RMIT Scholar to Investigate Pathways to Nuclear Non-Proliferation
Published 22/2/2018 in News
How the world can avoid nuclear doomsday while our weapons are getting more deadly will be the focus of 2018 Fulbright Scholarship winner Dr Aiden Warren.
The RMIT University senior lecturer has won the prestigious scholarship to examine what a United States major investment in a modernised nuclear arsenal means for efforts to stop the spread of the deadly weapons across the globe.
As the Fulbright Scholar in Australia-US Alliance Studies he will be based at the leading Washington DC think tank, the Arms Control Association where he will look at the tensions between US nuclear force modernisation and the global non-proliferation regime.
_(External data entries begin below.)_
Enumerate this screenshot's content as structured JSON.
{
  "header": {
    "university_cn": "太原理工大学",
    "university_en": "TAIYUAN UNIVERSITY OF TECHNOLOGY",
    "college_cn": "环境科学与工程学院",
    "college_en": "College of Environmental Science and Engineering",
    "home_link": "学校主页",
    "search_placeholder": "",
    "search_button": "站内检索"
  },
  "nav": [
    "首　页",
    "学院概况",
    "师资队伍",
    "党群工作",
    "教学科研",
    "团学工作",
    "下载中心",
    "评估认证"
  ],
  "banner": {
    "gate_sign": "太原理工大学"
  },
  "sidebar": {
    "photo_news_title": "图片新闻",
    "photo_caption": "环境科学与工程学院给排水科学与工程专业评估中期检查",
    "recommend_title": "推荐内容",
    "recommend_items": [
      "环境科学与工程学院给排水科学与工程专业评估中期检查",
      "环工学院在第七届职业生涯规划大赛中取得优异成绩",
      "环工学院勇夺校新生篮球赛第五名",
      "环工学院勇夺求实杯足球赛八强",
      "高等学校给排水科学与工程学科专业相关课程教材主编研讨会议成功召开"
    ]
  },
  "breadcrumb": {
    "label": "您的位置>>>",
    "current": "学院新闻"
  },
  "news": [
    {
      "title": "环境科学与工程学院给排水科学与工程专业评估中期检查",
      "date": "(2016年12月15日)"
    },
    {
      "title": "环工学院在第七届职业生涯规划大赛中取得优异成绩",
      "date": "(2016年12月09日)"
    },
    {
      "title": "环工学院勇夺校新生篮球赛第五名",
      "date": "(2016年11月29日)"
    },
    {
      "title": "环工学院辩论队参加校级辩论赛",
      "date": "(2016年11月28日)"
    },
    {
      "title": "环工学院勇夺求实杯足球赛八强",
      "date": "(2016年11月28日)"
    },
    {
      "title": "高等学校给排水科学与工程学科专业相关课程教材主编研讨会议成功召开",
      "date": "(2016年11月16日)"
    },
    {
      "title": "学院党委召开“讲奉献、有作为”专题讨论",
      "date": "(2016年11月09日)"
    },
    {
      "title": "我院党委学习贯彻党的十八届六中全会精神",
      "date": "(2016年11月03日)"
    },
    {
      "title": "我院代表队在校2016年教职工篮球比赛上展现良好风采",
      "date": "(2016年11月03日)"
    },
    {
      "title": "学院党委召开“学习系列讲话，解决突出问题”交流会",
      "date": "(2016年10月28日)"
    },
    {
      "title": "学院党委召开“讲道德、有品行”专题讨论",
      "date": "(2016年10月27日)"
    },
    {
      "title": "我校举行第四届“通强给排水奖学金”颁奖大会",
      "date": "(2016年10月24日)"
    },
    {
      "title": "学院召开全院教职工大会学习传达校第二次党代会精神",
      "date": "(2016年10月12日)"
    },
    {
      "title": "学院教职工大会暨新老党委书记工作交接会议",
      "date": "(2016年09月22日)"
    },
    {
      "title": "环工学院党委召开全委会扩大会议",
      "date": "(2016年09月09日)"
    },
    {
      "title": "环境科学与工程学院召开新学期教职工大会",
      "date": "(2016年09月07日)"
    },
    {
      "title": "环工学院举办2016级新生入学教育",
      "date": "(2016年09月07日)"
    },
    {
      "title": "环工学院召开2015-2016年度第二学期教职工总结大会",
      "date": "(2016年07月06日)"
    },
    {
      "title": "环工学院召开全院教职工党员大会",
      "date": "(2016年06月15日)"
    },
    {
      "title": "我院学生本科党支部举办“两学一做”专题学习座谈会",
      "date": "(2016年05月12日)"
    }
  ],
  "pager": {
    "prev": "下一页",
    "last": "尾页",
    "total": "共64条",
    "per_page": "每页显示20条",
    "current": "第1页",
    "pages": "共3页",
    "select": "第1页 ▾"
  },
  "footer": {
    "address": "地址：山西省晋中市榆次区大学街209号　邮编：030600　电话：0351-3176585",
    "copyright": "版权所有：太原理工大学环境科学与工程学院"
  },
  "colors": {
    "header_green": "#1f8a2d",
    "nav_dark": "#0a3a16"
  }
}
Warren said that the issue was increasingly urgent for global security.
“Former U.S. President Barack Obama came into power and won a Nobel Peace Prize on the back of a promise for a nuclear-weapons free world,” Warren said. “But during his two terms the US has started down a path of making all its nuclear weapons more agile, more accurate, and more deadly.
“Coupled with President Donald Trump’s disdain for international treaties, this has the potential to negatively impact the positive role that the United States can and must play in moving toward a ‘world without nuclear weapons’ and sustaining the Nuclear Non-Proliferation Treaty, or NPT.
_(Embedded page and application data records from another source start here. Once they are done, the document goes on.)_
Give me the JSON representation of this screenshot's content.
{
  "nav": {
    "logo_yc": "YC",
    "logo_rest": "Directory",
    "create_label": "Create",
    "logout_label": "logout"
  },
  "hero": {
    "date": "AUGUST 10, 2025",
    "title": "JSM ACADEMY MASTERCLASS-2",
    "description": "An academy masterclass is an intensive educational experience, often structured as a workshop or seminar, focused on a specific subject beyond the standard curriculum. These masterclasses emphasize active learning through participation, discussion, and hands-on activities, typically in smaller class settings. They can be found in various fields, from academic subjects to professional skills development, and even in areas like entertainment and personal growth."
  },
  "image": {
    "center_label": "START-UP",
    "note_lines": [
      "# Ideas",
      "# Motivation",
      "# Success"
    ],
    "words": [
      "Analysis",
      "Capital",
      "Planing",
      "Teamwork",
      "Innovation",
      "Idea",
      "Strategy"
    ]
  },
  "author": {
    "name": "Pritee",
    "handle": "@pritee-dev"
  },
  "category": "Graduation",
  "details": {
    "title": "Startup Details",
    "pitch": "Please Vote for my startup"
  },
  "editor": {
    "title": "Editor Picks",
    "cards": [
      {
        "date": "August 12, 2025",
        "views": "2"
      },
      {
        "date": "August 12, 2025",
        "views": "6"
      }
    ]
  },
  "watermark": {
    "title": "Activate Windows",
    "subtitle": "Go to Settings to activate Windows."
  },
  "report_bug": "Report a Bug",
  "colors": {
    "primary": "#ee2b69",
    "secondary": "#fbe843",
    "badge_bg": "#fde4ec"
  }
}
“To prevent a dangerous backslide, new scholarship will be critical for pushing back against unilateral U.S. actions that threaten future steps on arms control and for advancing policy options that prevent further fracturing of the Nuclear Non-Proliferation Treaty.”
Warren hopes that his research will develop pathways for keeping disarmament momentum ‘alive’ under conditions of weakening U.S. disarmament leadership, and an increasingly challenging international environment.
He says his time in Washington DC will be critical to achieving this goal.
“I chose the Arms Control Association because it is a leading global institution that has been advancing effective arms control and non-proliferation policy for more than 45 years, and is uniquely positioned to support my work,” Warren said.
“The organisation was recognized with a McArthur Award for creative and effective institutions in 2010 and the Arms Control Association’s monthly publication, Arms Control Today, was described by former International Atomic Energy Agency Director-General Hans Blix as ‘the best in the market’.”
Dr Warren’s 2018 Fulbright Scholarship in Australia-United States Alliance Studies is sponsored by the Australian Department of Foreign Affairs and Trade.
By James Giggacher
Via RMIT News